During 1957 a preliminary experiment was carried out for the rooting of avocado cuttings taken from adult grafted trees. Two rooting media were tested, vermiculite, and very coarse sand. The cuttings were under constant mist spray during daytime. Different plant hormones were used. Cuttings were taken four times during the season. None of the hundreds of cuttings used in this experiment produced roots, although most of them produced callus.
During the years 1958-61, many experiments were carried out for the rooting of avocado cuttings, all of them under intermittent mist spray of 4-8 seconds/minute, during daytime only. The influence of various factors on the rooting of avocado cuttings was tested: source of cuttings, age of parent plant, age of branch from which cuttings were taken, type of cuttings, season, treatments with plant hormones, rooting media, length of spray and light intensity.

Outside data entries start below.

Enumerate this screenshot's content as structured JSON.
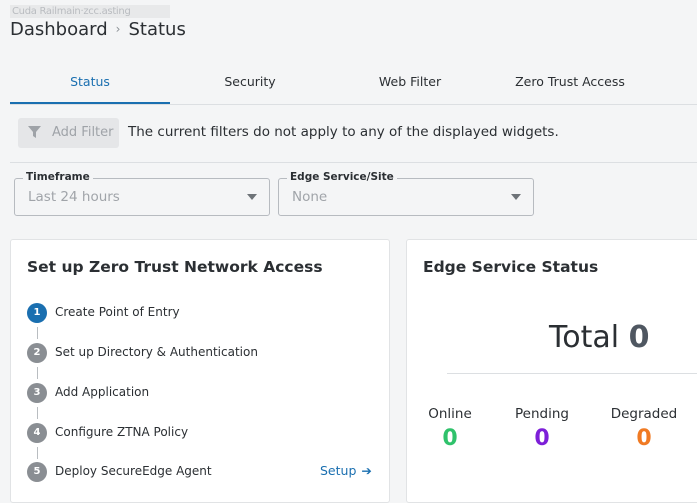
{
  "tenant_label": "Cuda Railmain·zcc.asting",
  "breadcrumb": {
    "root": "Dashboard",
    "separator": "›",
    "current": "Status"
  },
  "tabs": [
    {
      "label": "Status",
      "active": true
    },
    {
      "label": "Security",
      "active": false
    },
    {
      "label": "Web Filter",
      "active": false
    },
    {
      "label": "Zero Trust Access",
      "active": false
    }
  ],
  "filter": {
    "add_label": "Add Filter",
    "message": "The current filters do not apply to any of the displayed widgets."
  },
  "selects": {
    "timeframe": {
      "label": "Timeframe",
      "value": "Last 24 hours"
    },
    "edge": {
      "label": "Edge Service/Site",
      "value": "None"
    }
  },
  "ztna_card": {
    "title": "Set up Zero Trust Network Access",
    "steps": [
      {
        "num": "1",
        "label": "Create Point of Entry",
        "active": true
      },
      {
        "num": "2",
        "label": "Set up Directory & Authentication",
        "active": false
      },
      {
        "num": "3",
        "label": "Add Application",
        "active": false
      },
      {
        "num": "4",
        "label": "Configure ZTNA Policy",
        "active": false
      },
      {
        "num": "5",
        "label": "Deploy SecureEdge Agent",
        "active": false
      }
    ],
    "setup_label": "Setup"
  },
  "edge_card": {
    "title": "Edge Service Status",
    "total_label": "Total",
    "total_value": "0",
    "stats": [
      {
        "label": "Online",
        "value": "0",
        "color": "#2fc26b"
      },
      {
        "label": "Pending",
        "value": "0",
        "color": "#7d1fd8"
      },
      {
        "label": "Degraded",
        "value": "0",
        "color": "#f07a23"
      }
    ]
  }
}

Results showed that the decisive factor for rooting is an inherent characteristic of the parent plant. There were types, e.g. seedling rootstock ‘Benik 31/6’, which always gave a high percentage cuttings, while cuttings from some other rootstocks, under the same conditions, did not root at all. Mexican types appeared to root better than Guatemalan or West Indian types. In almost all cases percentage of rooting declined with age of the parent plant. As for the age and type of the cutting itself, no clear results were obtained. In some cases a higher percentage and faster rooting were obtained from soft top cuttings than from semi-hardwood cuttings, whereas in other cases semi-hardwood cuttings gave better results. In a few cases sub-terminal and basal cuttings showed a high percentage rooting. Suckers and water shoots always gave a high percentage of rooted cuttings. No clear differences were found between cuttings taken during the spring or during the summer. But since it sometimes takes up to 5 or 6 months for roots to form, it seems more advisable to take cuttings early in the season.
Treatments with plant hormones did not always increase the rooting percentage, but in most cases the root system of the treated cuttings was more developed. Among the rooting media tested, coarse-grained vermiculite was found to be the best. Silica sand medium also gave some rooting but tended to form a hard crust under mist spray, resulting in excess of water and lack of aeration.
Satisfactory results from the mist spray were obtained with 4-6 seconds on, within a minute, even during the hottest hours and season. It may be advisable to reduce the on time to 2 seconds in a minute during the cooler seasons. Reducing the light intensity to 50% gave better results in the rooting of avocado cuttings than full sunlight.
In some of the later experiments, cuttings from types found to be highly resistant to saline conditions were used. Success was obtained with 2 such types, thus forming the starting point of new clones. Many of the rooted cuttings were planted in a special plot in order to use them in the future for further experiments.